*Steven Dudley is co-Director of InSightCrime, which is co-sponsored by CLALS.  Click here for the full investigation of “The War of Paz y Paz.”

Guatemala: One Step Forward, Two Steps Backward?

Efrain Rios Montt testifying at his genocide trial | Photo by the Guatemalan government | public domain

Efraín Ríos Montt testifying at his genocide trial | Photo by the Guatemalan government | public domain

The decision of Guatemala’s highest court to overturn the guilty verdict in the trial of former dictator Efraín Ríos Montt – found guilty of genocide and crimes against humanity – has raised serious questions about whether, as many had hoped, the country’s elites will ever allow justice, national reconciliation, and democracy to move forward.  What was a clear victory for many in and outside of Guatemala has evolved into a massive setback, at least for now.  For the victims and survivors of the atrocities, the trial was the first time that their tragic stories got an open and respectful hearing.  For the noble prosecutors and judges who pursued the case despite personal risk and beat back repeated maneuvers by Ríos Montt’s defense team to derail proceedings, it was a solid validation of their commitment to build rule of law.  For Guatemalan society, it meant unprecedented public discussion of the past – and the symbolism of the condemned dictator being taken away by bailiffs promoted closure.  For the international community, it proved that persistence could help a country with chronically weak and politicized institutions become the first in the world to put a former head of state on trial for genocide.  But now the outcome is cloudy.

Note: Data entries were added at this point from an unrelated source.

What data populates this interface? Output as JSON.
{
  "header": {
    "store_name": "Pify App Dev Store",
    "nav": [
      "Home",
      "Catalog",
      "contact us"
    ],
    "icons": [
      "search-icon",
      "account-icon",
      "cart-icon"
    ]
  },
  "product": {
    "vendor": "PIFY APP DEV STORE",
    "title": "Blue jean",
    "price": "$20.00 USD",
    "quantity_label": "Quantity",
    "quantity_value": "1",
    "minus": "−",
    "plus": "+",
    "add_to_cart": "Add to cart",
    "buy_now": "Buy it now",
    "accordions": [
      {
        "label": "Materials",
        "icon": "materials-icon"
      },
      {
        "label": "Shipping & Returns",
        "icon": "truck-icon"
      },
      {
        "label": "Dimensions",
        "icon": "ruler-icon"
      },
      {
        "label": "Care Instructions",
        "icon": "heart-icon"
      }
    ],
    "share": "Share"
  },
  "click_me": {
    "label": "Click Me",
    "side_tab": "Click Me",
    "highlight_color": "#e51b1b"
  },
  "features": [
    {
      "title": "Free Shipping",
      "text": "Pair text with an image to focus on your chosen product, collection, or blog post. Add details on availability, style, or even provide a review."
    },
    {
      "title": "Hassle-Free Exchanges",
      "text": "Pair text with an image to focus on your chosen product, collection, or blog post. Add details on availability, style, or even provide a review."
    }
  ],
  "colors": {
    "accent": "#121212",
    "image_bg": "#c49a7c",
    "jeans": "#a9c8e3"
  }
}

From the beginning, the long-term impact of the trial would depend on the followup.  Immediately after the verdict was issued, President Pérez Molina, a former military commander, set aside his vehement denials that genocide occurred and said he respected the court’s verdict.  But he conditioned issuance of an official government apology, as ordered by the court, on the exhaustion of all defense appeals – which could take years – and was noncommittal in responding to the court’s call for more investigations of people involved in the atrocities.  While he personally has immunity from prosecution, allegations of his own activities during the Ríos Montt period would obviously be problematic for him.  The powerful business organization CACIF, long aligned with the military, rejected the verdict and began mobilizing resistance to further investigations.  Even moderate politicians, such as former Vice President Eduardo Stein, criticized the genocide ruling and calls for more investigations, apparently fearing that more ethnic groups will stake claims.  Like other dictators facing justice, Ríos Montt has already suffered a supposed health problem requiring that he be moved out of prison and into a military hospital – leaving observers wondering how much of his 80-year sentence he would serve.

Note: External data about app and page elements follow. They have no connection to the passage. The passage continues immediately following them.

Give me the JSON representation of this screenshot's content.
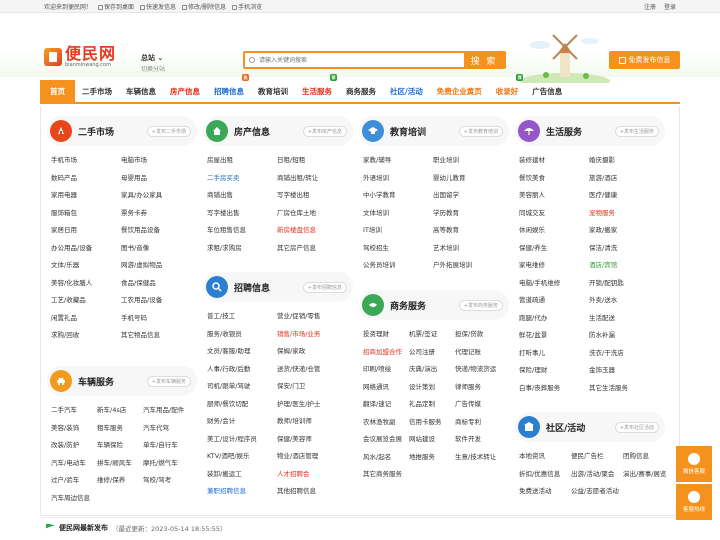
{
  "topbar": {
    "welcome": "欢迎来到便民网！",
    "links": [
      "保存到桌面",
      "快速发信息",
      "修改/删除信息",
      "手机浏览"
    ],
    "right": [
      "注册",
      "登录"
    ]
  },
  "logo": {
    "cn": "便民网",
    "en": "bianminwang.com"
  },
  "city": {
    "name": "总站",
    "switch": "切换分站"
  },
  "search": {
    "placeholder": "请输入关键词搜索",
    "button": "搜 索"
  },
  "post_button": "免费发布信息",
  "nav": [
    {
      "label": "首页",
      "style": "active",
      "badge": ""
    },
    {
      "label": "二手市场",
      "style": "",
      "badge": ""
    },
    {
      "label": "车辆信息",
      "style": "",
      "badge": ""
    },
    {
      "label": "房产信息",
      "style": "red",
      "badge": ""
    },
    {
      "label": "招聘信息",
      "style": "blue",
      "badge": "热"
    },
    {
      "label": "教育培训",
      "style": "",
      "badge": ""
    },
    {
      "label": "生活服务",
      "style": "red",
      "badge": "荐"
    },
    {
      "label": "商务服务",
      "style": "",
      "badge": ""
    },
    {
      "label": "社区/活动",
      "style": "blue",
      "badge": ""
    },
    {
      "label": "免费企业黄页",
      "style": "orange",
      "badge": ""
    },
    {
      "label": "收录好",
      "style": "orange",
      "badge": "荐"
    },
    {
      "label": "广告信息",
      "style": "",
      "badge": ""
    }
  ],
  "blocks": {
    "ershou": {
      "title": "二手市场",
      "post": "+发布二手市场",
      "links": [
        "手机市场",
        "电脑市场",
        "数码产品",
        "母婴用品",
        "家用电器",
        "家具/办公家具",
        "服饰箱包",
        "票务卡券",
        "家居日用",
        "餐饮用品设备",
        "办公用品/设备",
        "图书/音像",
        "文体/乐器",
        "网游/虚拟物品",
        "美容/化妆膳人",
        "食品/保健品",
        "工艺/收藏品",
        "工农用品/设备",
        "闲置礼品",
        "手机号码",
        "求购/回收",
        "其它物品信息"
      ]
    },
    "cheliang": {
      "title": "车辆服务",
      "post": "+发布车辆服务",
      "links": [
        "二手汽车",
        "新车/4s店",
        "美容/装饰",
        "租车服务",
        "改装/防护",
        "车辆保险",
        "汽车/电动车",
        "拼车/顺风车",
        "过户/验车",
        "维修/保养",
        "汽车周边信息",
        ""
      ],
      "links2": [
        "汽车用品/配件",
        "汽车代驾",
        "单车/自行车",
        "摩托/燃气车",
        "驾校/驾考"
      ]
    },
    "fangchan": {
      "title": "房产信息",
      "post": "+发布房产信息",
      "links": [
        "房屋出租",
        "日租/短租",
        "二手房买卖",
        "商铺出租/转让",
        "商铺出售",
        "写字楼出租",
        "写字楼出售",
        "厂房仓库土地",
        "车位租售信息",
        "新房楼盘信息",
        "求租/求购房",
        "其它房产信息"
      ]
    },
    "zhaopin": {
      "title": "招聘信息",
      "post": "+发布招聘信息",
      "links": [
        "普工/技工",
        "营业/促销/零售",
        "服务/收银员",
        "销售/市场/业务",
        "文员/客服/助理",
        "保姆/家政",
        "人事/行政/后勤",
        "送货/快递/仓管",
        "司机/跟单/驾驶",
        "保安/门卫",
        "厨师/餐饮切配",
        "护理/医生/护士",
        "财务/会计",
        "教师/培训师",
        "美工/设计/程序员",
        "保健/美容师",
        "KTV/酒吧/娱乐",
        "物业/酒店管理",
        "装卸/搬运工",
        "人才招聘会",
        "兼职招聘信息",
        "其他招聘信息"
      ]
    },
    "jiaoyu": {
      "title": "教育培训",
      "post": "+发布教育培训",
      "links": [
        "家教/辅导",
        "职业培训",
        "外语培训",
        "婴幼儿教育",
        "中小学教育",
        "出国留学",
        "文体培训",
        "学历教育",
        "IT培训",
        "高等教育",
        "驾校招生",
        "艺术培训",
        "公务员培训",
        "户外拓展培训"
      ]
    },
    "shangwu": {
      "title": "商务服务",
      "post": "+发布商务服务",
      "links": [
        "投资理财",
        "机票/签证",
        "担保/贷款",
        "招商加盟合作",
        "公司注册",
        "代理记账",
        "印刷/喷绘",
        "庆典/演出",
        "快递/物流货运",
        "网络通讯",
        "设计策划",
        "律师服务",
        "翻译/速记",
        "礼品定制",
        "广告传媒",
        "农林渔牧副",
        "信用卡服务",
        "商标专利",
        "会议展览会展",
        "网站建设",
        "软件开发",
        "风水/起名",
        "地推服务",
        "生意/技术转让",
        "其它商务服务",
        "",
        ""
      ]
    },
    "shenghuo": {
      "title": "生活服务",
      "post": "+发布生活服务",
      "links": [
        "装修建材",
        "婚庆摄影",
        "餐饮美食",
        "旅游/酒店",
        "美容丽人",
        "医疗/健康",
        "同城交友",
        "宠物服务",
        "休闲娱乐",
        "家政/搬家",
        "保健/养生",
        "保洁/清洗",
        "家电维修",
        "酒店/宾馆",
        "电脑/手机维修",
        "开锁/配钥匙",
        "管道疏通",
        "外卖/送水",
        "跑腿/代办",
        "生活配送",
        "鲜花/盆景",
        "防水补漏",
        "打听事儿",
        "洗衣/干洗店",
        "保险/理财",
        "金饰玉器",
        "白事/丧葬服务",
        "其它生活服务"
      ]
    },
    "shequ": {
      "title": "社区/活动",
      "post": "+发布社区活动",
      "links": [
        "本地资讯",
        "便民广告栏",
        "团购信息",
        "折扣/优惠信息",
        "出游/活动/聚会",
        "演出/赛事/展览",
        "免费送活动",
        "公益/志愿者活动",
        ""
      ]
    }
  },
  "news": {
    "title": "便民网最新发布",
    "updated": "（最近更新：2023-05-14 18:55:55）"
  },
  "side": [
    "微信客服",
    "客服热线"
  ]
}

The U.S. Government supported the trial process and proclaimed it a victory for Guatemalan judicial institutions.  But it appeared cautious on next steps even before the upper court overturned the verdict (on which U.S. comment is lacking).  Ambassador at Large for War Crimes Issues Stephen J. Rapp who visited Guatemala last month and gave the trial a push, and U.S. Ambassador to Guatemala, Arnold Chacon, attended some proceedings.  The U.S. Embassy pledged its continued support to “credible, independent, transparent, and impartial judicial processes,” but its statement also suggested a lack of enthusiasm for more.  “In these moments it is significant to remember that Guatemala, as a country, was not on trial, but rather two individuals, one of whom was absolved and the other convicted,” it said.  It added that “now is the opportunity to advance to real reconciliation” – a prospect that appeared premature even before the upper court action.  Neither the prosecution nor defense spoke much during the trial of Washington’s direct or indirect role in the 1980s violence – a situation that U.S. policymakers may prefer to continue.  If so, it’s a far cry from the position taken by President Bill Clinton, who during a visit to Guatemala in 1999 apologized for American support for security forces that committed “violent and widespread repression.